The federal Fair Housing Act (FHA) protects tenants and housing applicants from harassing conduct that is based upon one’s membership in a protected class. For example, tenants have brought claims under the FHA alleging sex discrimination arising out of sexual harassment experienced in connection with their housing. However, discriminatory harassment is not limited to sexual harassment; someone can experience harassment based upon other protected characteristics such as experiencing a disability, race, or religious affiliation.
Harassment claims under the FHA have relied primarily on two theories: quid pro quo harassment and hostile environment harassment. Quid pro quo harassment describes harassment where an unwelcome request or demand is made a condition of accessing housing (e.g., demanding sexual favors from a tenant in exchange for allowing that tenant to pay the rent late). Hostile environment harassment describes harassment that is severe and pervasive enough that it interferes with a person’s ability to access and live in housing. In 2016, HUD finalized regulations that provided formalized standards for analyzing FHA claims under the quid pro quo and hostile environment harassment theories.

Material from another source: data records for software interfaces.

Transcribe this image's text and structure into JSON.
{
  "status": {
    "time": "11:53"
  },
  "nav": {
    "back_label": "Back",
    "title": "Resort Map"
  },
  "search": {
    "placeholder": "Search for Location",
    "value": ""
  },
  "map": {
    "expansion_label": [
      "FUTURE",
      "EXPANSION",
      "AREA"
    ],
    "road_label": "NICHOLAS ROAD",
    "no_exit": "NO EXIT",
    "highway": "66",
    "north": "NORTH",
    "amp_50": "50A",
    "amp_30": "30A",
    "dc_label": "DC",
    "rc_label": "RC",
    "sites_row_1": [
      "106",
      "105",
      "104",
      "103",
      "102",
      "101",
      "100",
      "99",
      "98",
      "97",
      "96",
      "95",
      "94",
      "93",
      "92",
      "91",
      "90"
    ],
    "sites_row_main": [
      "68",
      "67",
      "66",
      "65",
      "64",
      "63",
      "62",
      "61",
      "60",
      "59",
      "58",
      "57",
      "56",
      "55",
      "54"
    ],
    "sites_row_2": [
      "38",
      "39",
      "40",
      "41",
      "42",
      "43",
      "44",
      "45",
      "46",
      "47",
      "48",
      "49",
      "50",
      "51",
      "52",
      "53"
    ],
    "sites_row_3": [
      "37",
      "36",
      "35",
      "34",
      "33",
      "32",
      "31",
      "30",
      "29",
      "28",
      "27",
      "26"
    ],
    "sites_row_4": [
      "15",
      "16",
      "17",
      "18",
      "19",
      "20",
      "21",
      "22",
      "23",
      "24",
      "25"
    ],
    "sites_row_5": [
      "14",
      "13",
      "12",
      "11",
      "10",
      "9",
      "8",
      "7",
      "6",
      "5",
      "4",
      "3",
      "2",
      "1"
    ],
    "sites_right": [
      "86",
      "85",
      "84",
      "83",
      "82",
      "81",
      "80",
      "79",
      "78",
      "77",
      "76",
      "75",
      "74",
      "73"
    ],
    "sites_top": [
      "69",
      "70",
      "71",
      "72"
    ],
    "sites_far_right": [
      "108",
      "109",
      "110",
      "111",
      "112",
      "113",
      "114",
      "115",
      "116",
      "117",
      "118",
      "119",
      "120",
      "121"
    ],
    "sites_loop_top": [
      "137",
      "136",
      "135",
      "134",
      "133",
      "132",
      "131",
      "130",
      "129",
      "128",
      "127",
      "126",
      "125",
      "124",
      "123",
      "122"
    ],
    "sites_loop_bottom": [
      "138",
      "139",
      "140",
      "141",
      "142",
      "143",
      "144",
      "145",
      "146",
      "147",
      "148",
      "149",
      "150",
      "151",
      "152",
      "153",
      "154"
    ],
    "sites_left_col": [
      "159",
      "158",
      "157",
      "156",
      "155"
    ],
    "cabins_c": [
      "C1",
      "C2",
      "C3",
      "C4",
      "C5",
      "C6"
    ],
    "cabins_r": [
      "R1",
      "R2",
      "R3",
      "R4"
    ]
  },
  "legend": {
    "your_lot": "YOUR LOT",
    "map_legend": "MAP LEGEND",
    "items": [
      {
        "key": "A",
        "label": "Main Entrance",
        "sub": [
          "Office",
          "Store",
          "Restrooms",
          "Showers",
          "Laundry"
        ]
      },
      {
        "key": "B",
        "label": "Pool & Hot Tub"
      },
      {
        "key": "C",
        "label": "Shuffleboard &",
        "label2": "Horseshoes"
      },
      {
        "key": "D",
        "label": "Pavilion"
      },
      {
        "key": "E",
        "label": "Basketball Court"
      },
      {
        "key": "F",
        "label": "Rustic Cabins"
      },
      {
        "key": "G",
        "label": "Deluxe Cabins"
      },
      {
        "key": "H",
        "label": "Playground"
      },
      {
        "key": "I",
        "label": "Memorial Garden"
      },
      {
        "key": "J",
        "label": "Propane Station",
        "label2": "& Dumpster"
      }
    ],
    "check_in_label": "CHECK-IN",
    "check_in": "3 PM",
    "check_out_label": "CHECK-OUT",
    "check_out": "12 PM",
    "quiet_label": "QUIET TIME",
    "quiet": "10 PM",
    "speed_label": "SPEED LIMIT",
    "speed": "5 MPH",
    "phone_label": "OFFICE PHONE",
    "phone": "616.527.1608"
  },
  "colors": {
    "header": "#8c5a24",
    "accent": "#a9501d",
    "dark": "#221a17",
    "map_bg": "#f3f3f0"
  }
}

Note: This article predates the issuance of the final HUD harassment rule.